Ellene Sandoval, Thomas Guttuso Sr., MD, and Susan J. Gallagher, MD.

Incoming medical student Ellene Sandoval receives her white coat from Thomas Guttuso Sr., MD, as Susan J. Gallagher, MD, looks on.

Class of 2018 Takes Oath of Medicine at White Coat Ceremony

Published August 25, 2014 This content is archived.

Story based on news release by Ellen Goldbaum

A new class of 144 University at Buffalo medical students celebrated its entry into medical school with a traditional White Coat Ceremony Aug. 15 at the UB Center for the Arts.

“You have earned the right to wear it. Now you must earn the right to keep it. ”
Michael E. Cain, MD
Vice president for health sciences and dean, School of Medicine and Biomedical Sciences

During the ceremony’s “Calling of the Class,” school officials called students individually to the stage; announced their hometowns and undergraduate institutions; and presented them with white coats — a symbol of their future profession.

Diverse Educational Experiences, Backgrounds

The audience learned of the diverse talents and backgrounds of the new class members.

Most of the incoming students majored in a scientific field, but others majored in art history, accounting, performance studies, African and African American studies, anthropology and environmental studies, among other areas.

Some students earned master’s degrees in diverse fields, including public health, business administration, music and nutrition.

Many students have assisted in medical clinics around the world, including in Haiti, Peru, Belize, Darfur, Uganda, Kenya, Cambodia and Ecuador.

One student is an internationally acclaimed concert violinist, and another developed software for a defense company. Other student experiences include:

  • leading a mobile military surgical unit in Afghanistan
  • developing tactile books for visually disabled children
  • working as a casting editor for “Top Chef”

An Array of Honors, Awards

The incoming students have received numerous accolades for academic excellence, service and other accomplishments.

One was awarded a Merck Award for Scholastic Achievement.

Other honors include: 

  • Howard Hughes Medical Institute scholarships
  • Gates Millennium Scholarship from the United Negro College Fund
  • National Institutes of Health Diversity Grant
  • memberships in Phi Beta Kappa

Class Selected from 4,201 Applicants

The class was selected from a pool of 4,201 applicants, up from last year’s 4,090, according to Charles Severin, MD, PhD, associate dean for medical education and admissions. 

It includes 126 residents of New York State and 18 from out of state. Thirty are UB graduates.

Event is Important Rite of Passage

The white coat ceremony is a symbolic rite of passage shared by medical students across the nation to establish a psychological and ethical contract for professionalism and empathy in the practice of medicine. 

“You have earned the right to wear it. Now you must earn the right to keep it,” said Michael E. Cain, MD, vice president for health sciences and dean of the UB medical school, who helped present coats to students.

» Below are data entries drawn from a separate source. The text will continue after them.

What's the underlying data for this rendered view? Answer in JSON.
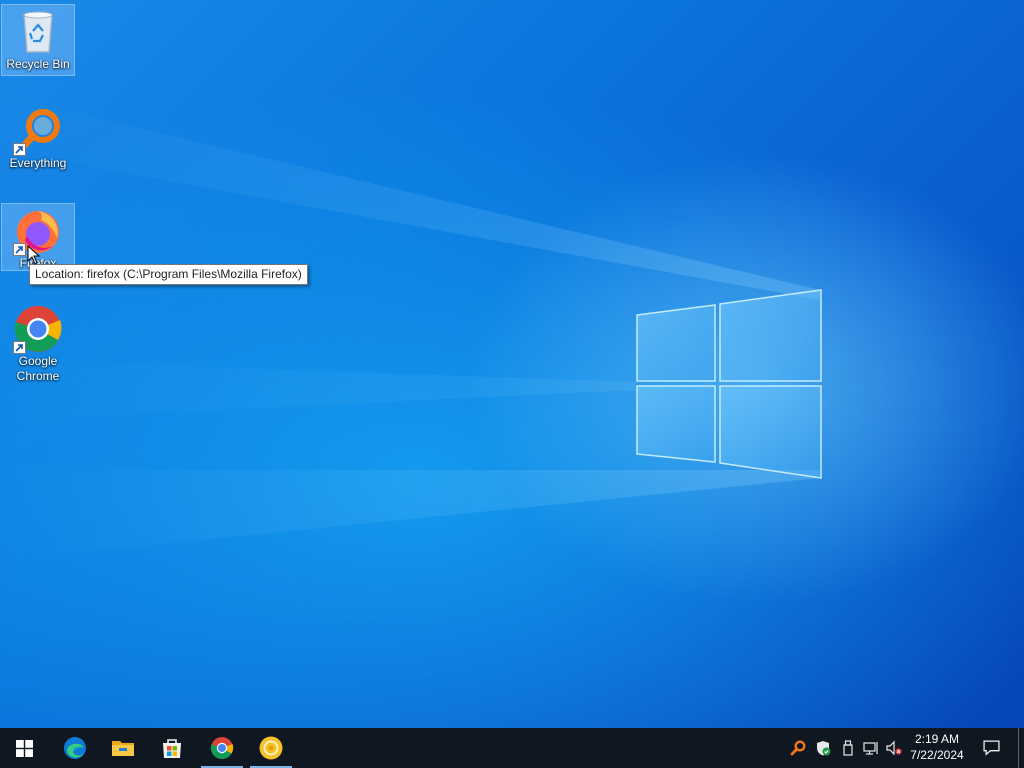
{
  "desktop": {
    "icons": [
      {
        "label": "Recycle Bin",
        "icon": "recycle-bin-icon"
      },
      {
        "label": "Everything",
        "icon": "everything-search-icon"
      },
      {
        "label": "Firefox",
        "icon": "firefox-icon"
      },
      {
        "label": "Google Chrome",
        "icon": "chrome-icon"
      }
    ]
  },
  "tooltip": {
    "text": "Location: firefox (C:\\Program Files\\Mozilla Firefox)"
  },
  "taskbar": {
    "start": {
      "icon": "windows-start-icon"
    },
    "pinned": [
      {
        "name": "Microsoft Edge",
        "icon": "edge-icon",
        "running": false
      },
      {
        "name": "File Explorer",
        "icon": "file-explorer-icon",
        "running": false
      },
      {
        "name": "Microsoft Store",
        "icon": "store-icon",
        "running": false
      },
      {
        "name": "Google Chrome",
        "icon": "chrome-icon",
        "running": true
      },
      {
        "name": "App",
        "icon": "yellow-app-icon",
        "running": true
      }
    ],
    "tray": {
      "icons": [
        "everything-tray-icon",
        "security-shield-icon",
        "usb-drive-icon",
        "network-icon",
        "volume-muted-icon"
      ],
      "time": "2:19 AM",
      "date": "7/22/2024"
    },
    "notification": {
      "icon": "action-center-icon"
    }
  }
}
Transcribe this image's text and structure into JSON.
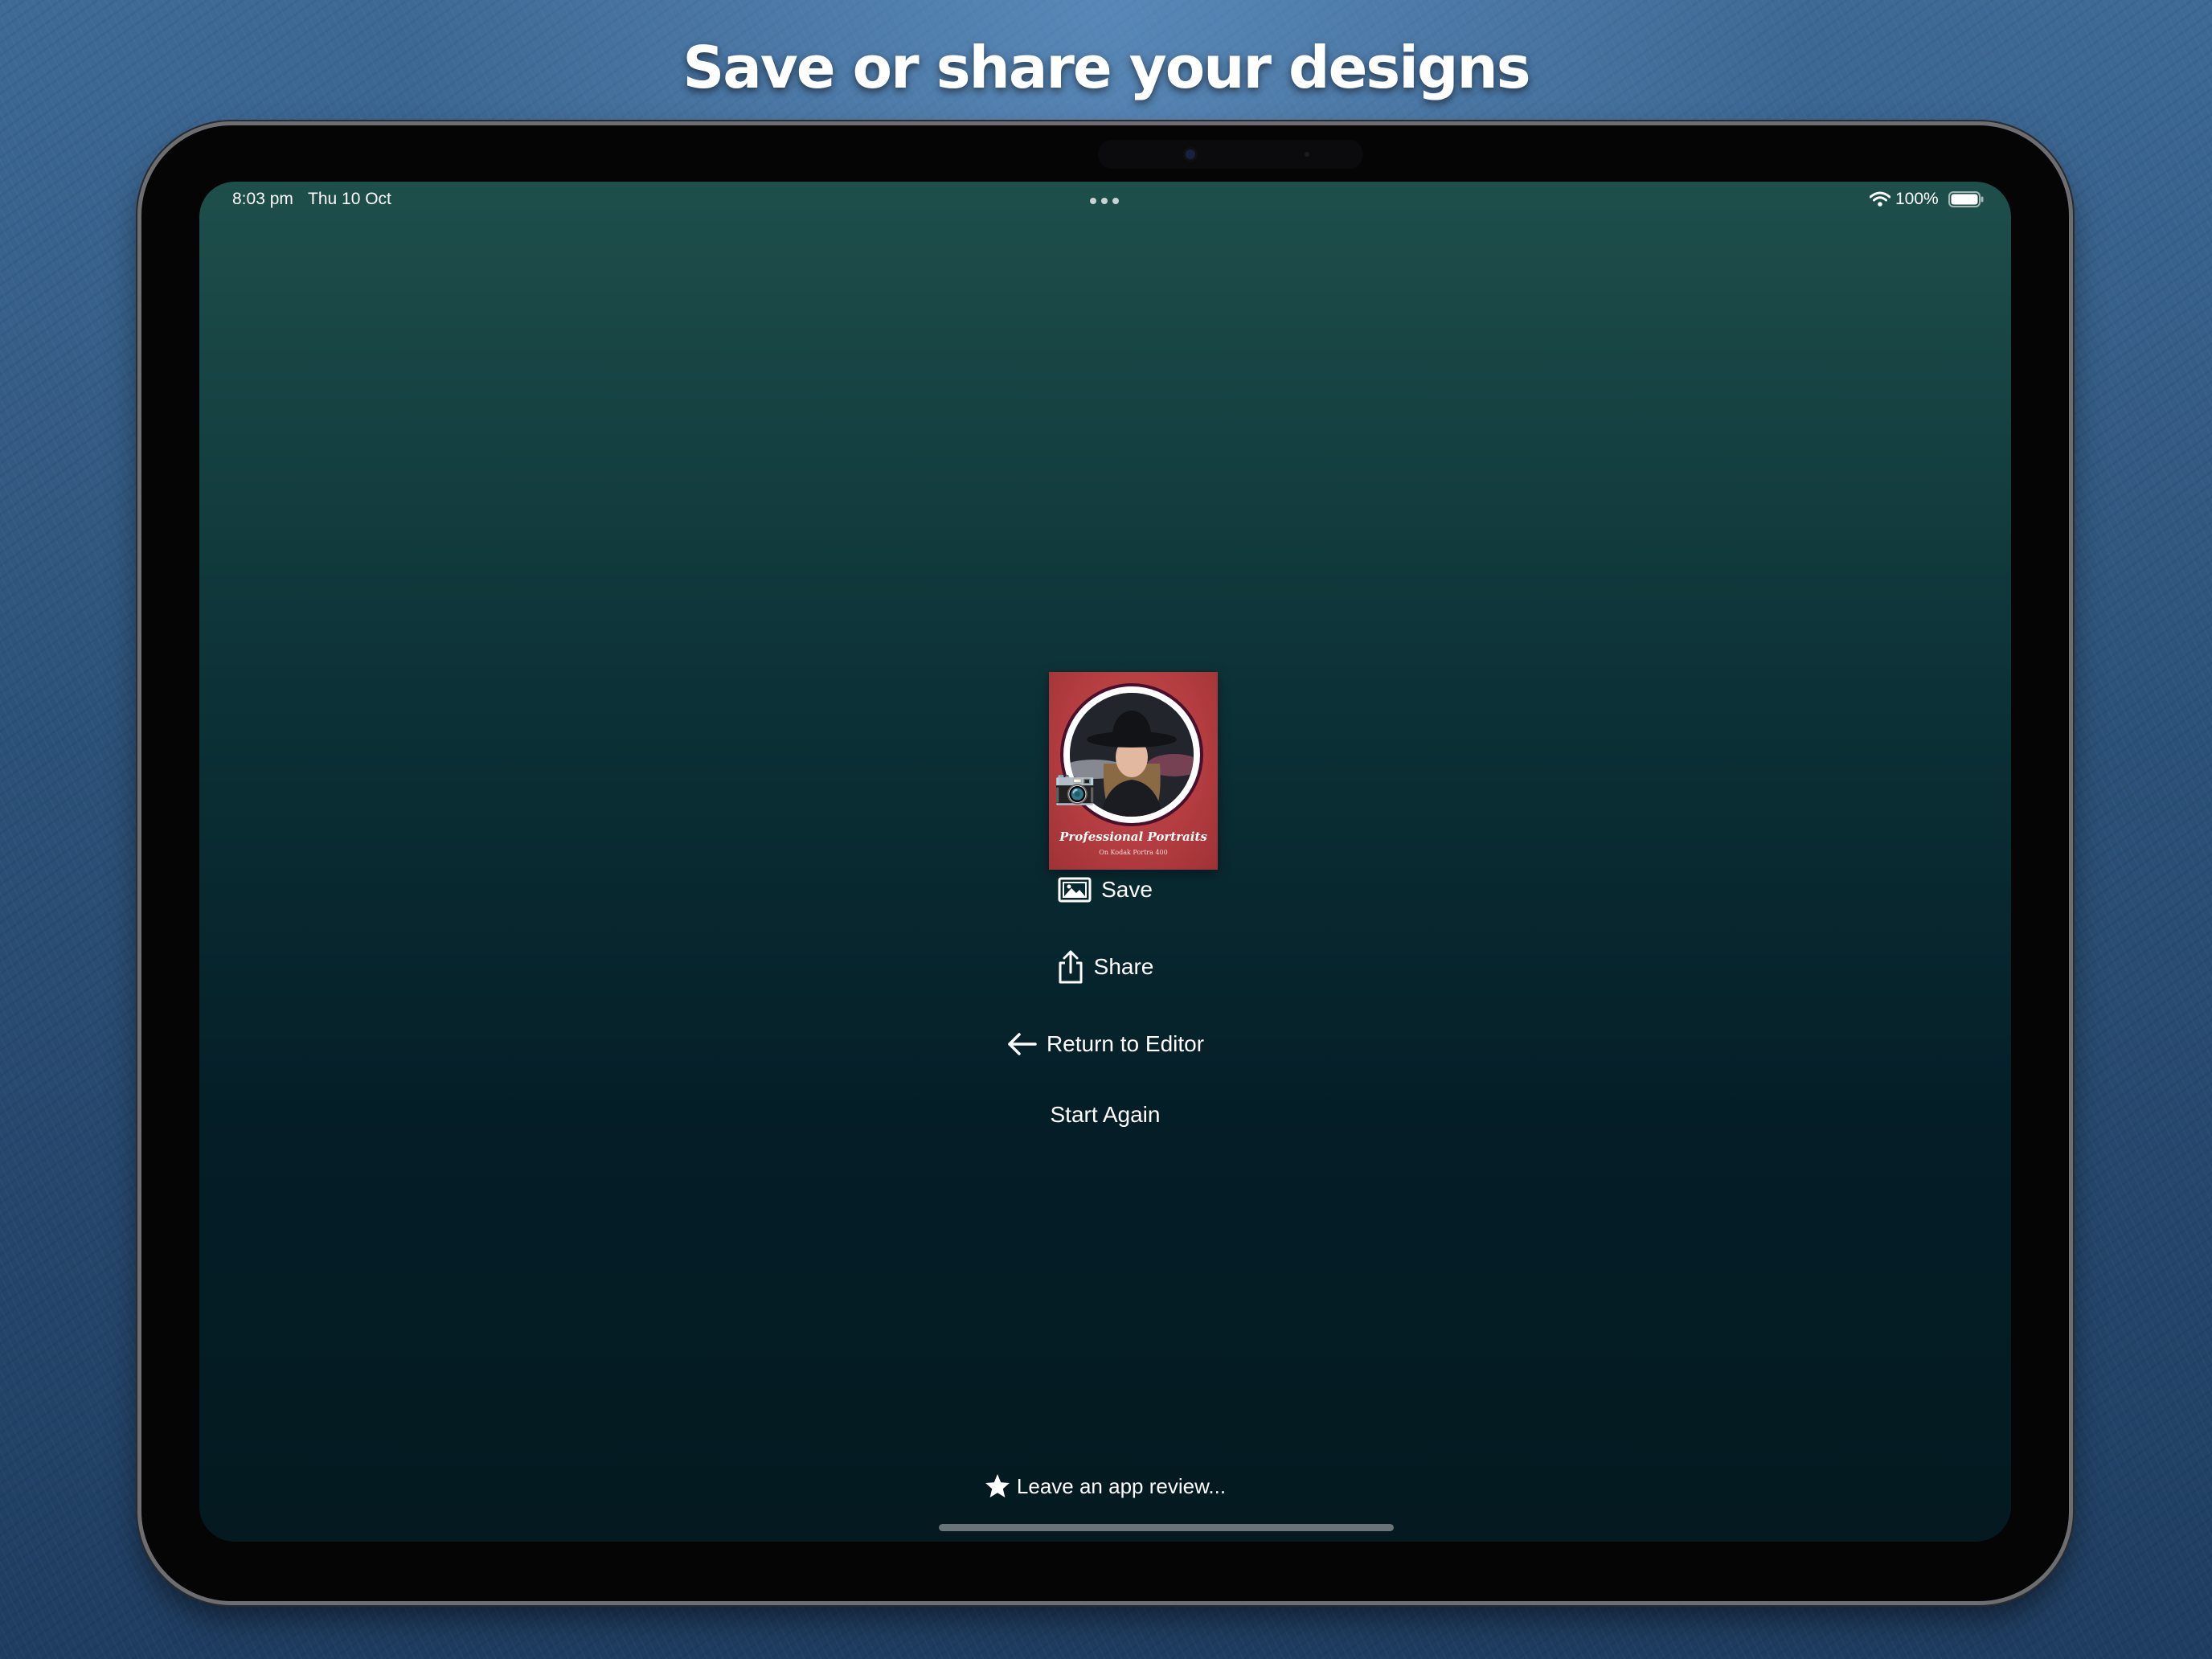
{
  "headline": "Save or share your designs",
  "status_bar": {
    "time": "8:03 pm",
    "date": "Thu 10 Oct",
    "battery": "100%",
    "icons": [
      "wifi-icon",
      "battery-icon"
    ]
  },
  "design_preview": {
    "title": "Professional Portraits",
    "subtitle": "On Kodak Portra 400",
    "background_color": "#b23c3f"
  },
  "actions": {
    "save": {
      "label": "Save",
      "icon": "photo-icon"
    },
    "share": {
      "label": "Share",
      "icon": "share-icon"
    },
    "return_to_editor": {
      "label": "Return to Editor",
      "icon": "arrow-left-icon"
    },
    "start_again": {
      "label": "Start Again"
    }
  },
  "review_link": {
    "label": "Leave an app review...",
    "icon": "star-icon"
  },
  "colors": {
    "screen_top": "#1e4f4b",
    "screen_bottom": "#041a20",
    "text": "#ffffff"
  }
}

Keynote: Surgeon Traces White Coat’s History

The white coat symbolizes scientific excellence and compassionate care, but it has a surprising history, according to keynote speaker Helen Cappuccino, MD ’88, an alum of the UB medical school.

She noted that until the latter part of the 19th century, physicians traditionally wore black “to reflect the somber nature of their work.”

In those days, she explained, calling a physician to a loved one’s bedside “was a prelude to death.”

But with scientific discoveries that proved the germ theory of disease and hygienic advances, such as access to clean water, the practice of medicine came to be seen as a healing profession. By 1915, she said, surgeons and other physicians wore white — a color associated with cleanliness and hope.

Cappuccino is an assistant professor of surgery and assistant professor of oncology in the Breast Surgery Division at Roswell Park Comprehensive Cancer Center.

Scirto Awarded Humanism Award

During the ceremony, Kirk A. Scirto, MD ’06, clinical assistant professor of family medicine, was presented with the 2014 Leonard Tow Humanism in Medicine Award.

Scirto, a medical school alumnus, is volunteer medical co-director of Vive La Casa Refugee Shelter.

Sponsored by the Arnold P. Gold Foundation, this annual award recognizes a faculty member who demonstrates outstanding compassion in the delivery of care; respect for patients, their families and health-care colleagues; and demonstrated clinical excellence. 

Medical students nominate outstanding role models for the award.